Chicago--July 22, 2004: Yesterday, the debate over climate change reached a new low as attorneys general in eight states--all Democrats but one--and the corporation counsel for New York City sued five electric utilities for their alleged role in causing "global warming."
The lawsuit is frivolous. Evidence of a human role in climate change is slim and constantly being challenged in scholarly journals. There has been no warming trend in the U.S. or in any of the eight states participating in the lawsuit.
There is no evidence of any harm caused by whatever "global warming" may have occurred (according to some temperature measures) during the past century. Most of that warming has taken place in the coldest areas of the planet and at night, creating a more benign environment for plant and animal life. The best estimates of the net economic impact of the warming predicted by computer models show a small benefit--thanks to lower prices for energy, forestry products, and food--and unequivocal benefits to human health and longevity.
For all these reasons, forcing five electric utilities to lower their greenhouse gas emissions would not affect global temperatures or weather in the U.S., and so would not provide any benefit or relief to the plaintiffs.
Why, if this is the case, has this suit been filed? Chris Horner in a statement released by the Competitive Enterprise Institute says, "This is grandstanding, pure and simple.

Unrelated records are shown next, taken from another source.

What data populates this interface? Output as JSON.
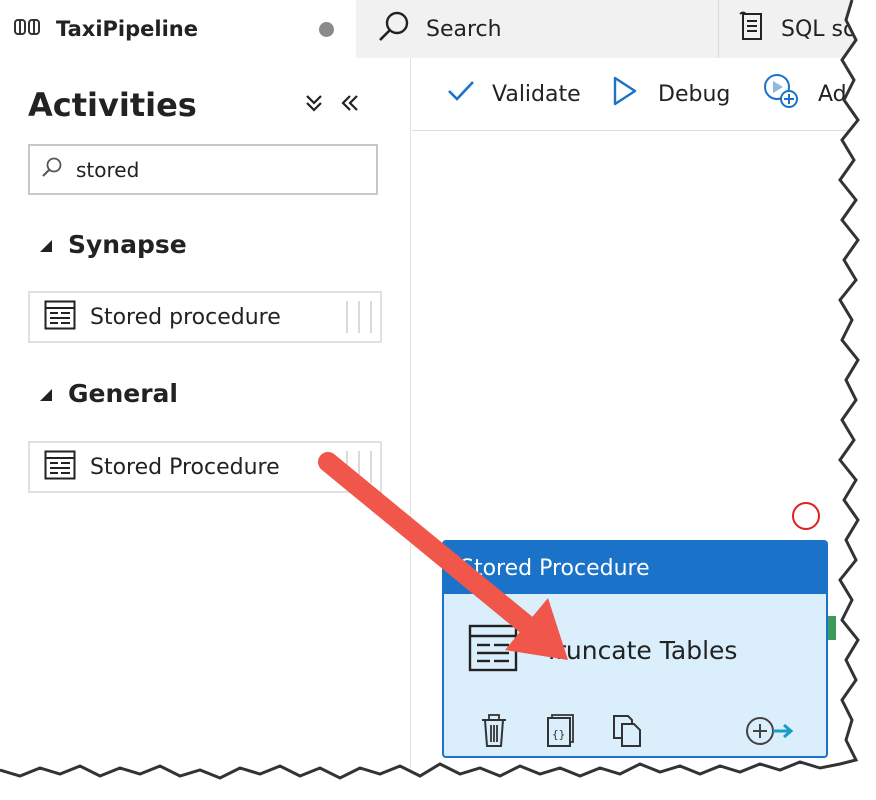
{
  "tabs": {
    "pipeline": {
      "title": "TaxiPipeline",
      "icon": "pipeline-icon"
    },
    "search": {
      "label": "Search",
      "icon": "search-icon"
    },
    "sql": {
      "label": "SQL sc",
      "icon": "sql-script-icon"
    }
  },
  "activities_panel": {
    "title": "Activities",
    "collapse_all_icon": "double-chevron-down-icon",
    "collapse_panel_icon": "double-chevron-left-icon",
    "search": {
      "value": "stored",
      "icon": "search-icon"
    },
    "sections": [
      {
        "name": "Synapse",
        "items": [
          {
            "label": "Stored procedure",
            "icon": "stored-procedure-icon"
          }
        ]
      },
      {
        "name": "General",
        "items": [
          {
            "label": "Stored Procedure",
            "icon": "stored-procedure-icon"
          }
        ]
      }
    ]
  },
  "toolbar": {
    "validate": "Validate",
    "debug": "Debug",
    "add_trigger": "Ad"
  },
  "node": {
    "type_label": "Stored Procedure",
    "name": "Truncate Tables",
    "actions": [
      "delete-icon",
      "code-icon",
      "copy-icon",
      "add-output-icon"
    ]
  },
  "colors": {
    "accent": "#1a73c8",
    "node_fill": "#dbeefc",
    "annotation_arrow": "#f0564a",
    "error_circle": "#e02020"
  }
}
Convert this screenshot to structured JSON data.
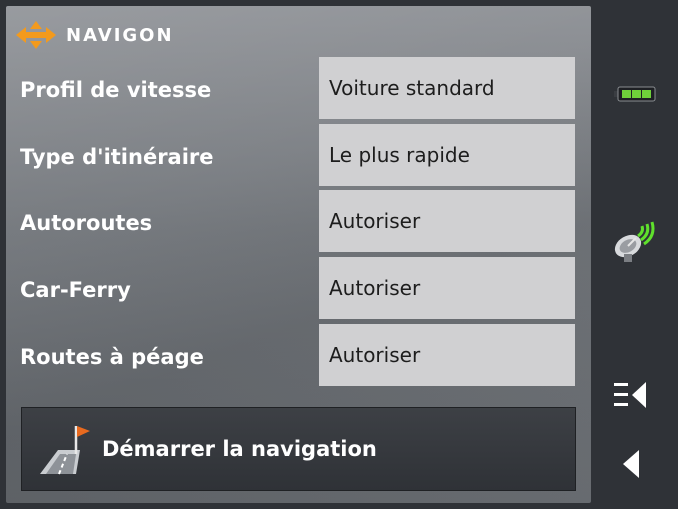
{
  "brand": {
    "name": "NAVIGON",
    "logo_icon": "navigon-arrows-logo"
  },
  "settings": [
    {
      "label": "Profil de vitesse",
      "value": "Voiture standard"
    },
    {
      "label": "Type d'itinéraire",
      "value": "Le plus rapide"
    },
    {
      "label": "Autoroutes",
      "value": "Autoriser"
    },
    {
      "label": "Car-Ferry",
      "value": "Autoriser"
    },
    {
      "label": "Routes à péage",
      "value": "Autoriser"
    }
  ],
  "start_button": {
    "label": "Démarrer la navigation",
    "icon": "navigation-flag-road-icon"
  },
  "sidebar": {
    "battery_icon": "battery-icon",
    "gps_icon": "gps-satellite-icon",
    "menu_icon": "menu-back-icon",
    "back_icon": "back-arrow-icon"
  },
  "colors": {
    "background_dark": "#2f3237",
    "value_cell": "#d0d0d2",
    "logo_orange": "#f39a1d",
    "battery_green": "#6fd13a",
    "signal_green": "#5fe02c"
  }
}
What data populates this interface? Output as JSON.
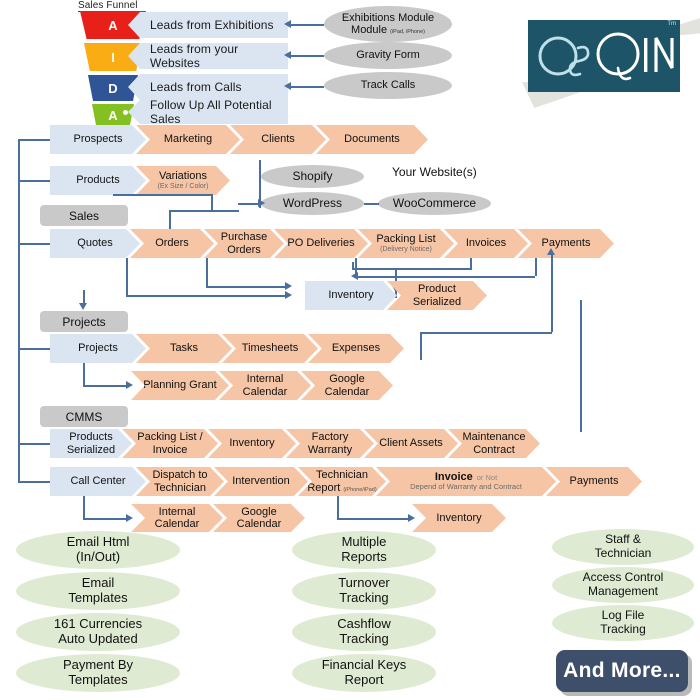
{
  "funnel": {
    "title": "Sales Funnel",
    "segments": [
      {
        "letter": "A",
        "color": "#e8201a",
        "label": "Leads from Exhibitions",
        "source": "Exhibitions Module",
        "source_sub": "(iPad, iPhone)"
      },
      {
        "letter": "I",
        "color": "#f9ac14",
        "label": "Leads from your Websites",
        "source": "Gravity Form",
        "source_sub": ""
      },
      {
        "letter": "D",
        "color": "#2f5597",
        "label": "Leads from Calls",
        "source": "Track Calls",
        "source_sub": ""
      },
      {
        "letter": "A",
        "color": "#84c021",
        "label": "Follow Up All Potential Sales",
        "source": "",
        "source_sub": ""
      }
    ]
  },
  "logo": {
    "text": "OsQin",
    "tm": "Tm",
    "bg": "#1e5468"
  },
  "websites": {
    "heading": "Your Website(s)",
    "nodes": [
      "Shopify",
      "WordPress",
      "WooCommerce"
    ]
  },
  "sections": [
    {
      "chip": "Sales"
    },
    {
      "chip": "Projects"
    },
    {
      "chip": "CMMS"
    }
  ],
  "rows": {
    "prospects": {
      "steps": [
        {
          "label": "Prospects",
          "kind": "first"
        },
        {
          "label": "Marketing",
          "kind": "mid"
        },
        {
          "label": "Clients",
          "kind": "mid"
        },
        {
          "label": "Documents",
          "kind": "mid"
        }
      ]
    },
    "products": {
      "steps": [
        {
          "label": "Products",
          "kind": "first"
        },
        {
          "label": "Variations",
          "sub": "(Ex Size / Color)",
          "kind": "mid"
        }
      ]
    },
    "quotes": {
      "steps": [
        {
          "label": "Quotes",
          "kind": "first"
        },
        {
          "label": "Orders",
          "kind": "mid"
        },
        {
          "label": "Purchase",
          "label2": "Orders",
          "kind": "mid"
        },
        {
          "label": "PO Deliveries",
          "kind": "mid"
        },
        {
          "label": "Packing List",
          "sub": "(Delivery Notice)",
          "kind": "mid"
        },
        {
          "label": "Invoices",
          "kind": "mid"
        },
        {
          "label": "Payments",
          "kind": "mid"
        }
      ]
    },
    "inventory": {
      "steps": [
        {
          "label": "Inventory",
          "kind": "first"
        },
        {
          "label": "Product",
          "label2": "Serialized",
          "kind": "mid"
        }
      ]
    },
    "projects": {
      "steps": [
        {
          "label": "Projects",
          "kind": "first"
        },
        {
          "label": "Tasks",
          "kind": "mid"
        },
        {
          "label": "Timesheets",
          "kind": "mid"
        },
        {
          "label": "Expenses",
          "kind": "mid"
        }
      ]
    },
    "planning": {
      "steps": [
        {
          "label": "Planning Grant",
          "kind": "mid"
        },
        {
          "label": "Internal",
          "label2": "Calendar",
          "kind": "mid"
        },
        {
          "label": "Google",
          "label2": "Calendar",
          "kind": "mid"
        }
      ]
    },
    "cmms": {
      "steps": [
        {
          "label": "Products",
          "label2": "Serialized",
          "kind": "first"
        },
        {
          "label": "Packing List /",
          "label2": "Invoice",
          "kind": "mid"
        },
        {
          "label": "Inventory",
          "kind": "mid"
        },
        {
          "label": "Factory",
          "label2": "Warranty",
          "kind": "mid"
        },
        {
          "label": "Client Assets",
          "kind": "mid"
        },
        {
          "label": "Maintenance",
          "label2": "Contract",
          "kind": "mid"
        }
      ]
    },
    "callcenter": {
      "steps": [
        {
          "label": "Call Center",
          "kind": "first"
        },
        {
          "label": "Dispatch to",
          "label2": "Technician",
          "kind": "mid"
        },
        {
          "label": "Intervention",
          "kind": "mid"
        },
        {
          "label": "Technician",
          "label2": "Report",
          "tiny": "(iPhone/iPad)",
          "kind": "mid"
        },
        {
          "label": "Invoice",
          "muted": "or Not",
          "label2": "Depend of Warranty and Contract",
          "kind": "mid"
        },
        {
          "label": "Payments",
          "kind": "mid"
        }
      ]
    },
    "calendars": {
      "steps": [
        {
          "label": "Internal",
          "label2": "Calendar",
          "kind": "mid"
        },
        {
          "label": "Google",
          "label2": "Calendar",
          "kind": "mid"
        }
      ]
    },
    "cc_inventory": {
      "steps": [
        {
          "label": "Inventory",
          "kind": "mid"
        }
      ]
    }
  },
  "features": {
    "col1": [
      {
        "line1": "Email Html",
        "line2": "(In/Out)"
      },
      {
        "line1": "Email",
        "line2": "Templates"
      },
      {
        "line1": "161 Currencies",
        "line2": "Auto Updated"
      },
      {
        "line1": "Payment By",
        "line2": "Templates"
      }
    ],
    "col2": [
      {
        "line1": "Multiple",
        "line2": "Reports"
      },
      {
        "line1": "Turnover",
        "line2": "Tracking"
      },
      {
        "line1": "Cashflow",
        "line2": "Tracking"
      },
      {
        "line1": "Financial Keys",
        "line2": "Report"
      }
    ],
    "col3": [
      {
        "line1": "Staff &",
        "line2": "Technician"
      },
      {
        "line1": "Access Control",
        "line2": "Management"
      },
      {
        "line1": "Log File",
        "line2": "Tracking"
      }
    ]
  },
  "cta": {
    "label": "And More..."
  },
  "colors": {
    "chevron_first": "#dbe5f1",
    "chevron_mid": "#f6c5a5",
    "chip": "#c9c9c9",
    "oval_grey": "#c9c9c9",
    "oval_green": "#dfead2",
    "connector": "#4a6f9c",
    "cta_bg": "#3d4f6b"
  }
}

That many of these officials are involved in one way or another in John Kerry's campaign also provides the whiff of a political favor being provided to the Democratic contender, gaining headlines for an issue with which the Bush administration is clearly uncomfortable."
NCPA Senior Fellow H. Sterling Burnett notes that many of the states involved in the suit have already increased their energy costs by adopting alternative energy mandates and conservation mandates, making their states less attractive to new business investment than other states. "This is merely an attempt to level the economic playing field by forcing the rest of the nation to adopt their high-cost energy mandates," says Burnett.
Finally, one wonders if this isn't one more desperation ploy by the beleaguered global warming alarmists, who in recent years have lost the political debate over Kyoto and McCain-Lieberman, the scientific debate in the leading academic journals, and according to polls, the support of the American public as well. Maybe by taking the issue to the courts, they can get lucky and find a jury willing to ignore the data and punish some big corporations? Thomas Donohue, president of the U.S. Chamber of Commerce, correctly observed, "This complaint is symptomatic of America's legal crisis and yet another example of unwarranted litigation that hurts American consumers and destroys jobs."
Joseph L. Bast is president of The Heartland Institute, a 20-year-old nonprofit research organization based in Chicago. He is publisher of Environment & Climate News and coauthor of Eco-Sanity: A Common-Sense Guide to Environmentalism (Madison Books 1994, second rev. edition 1996). His email address is firstname.lastname@example.org.
For more information, contact Allen Fore, Vice President - Public Affairs for The Heartland Institute, at 312/377-4000 or email email@example.com.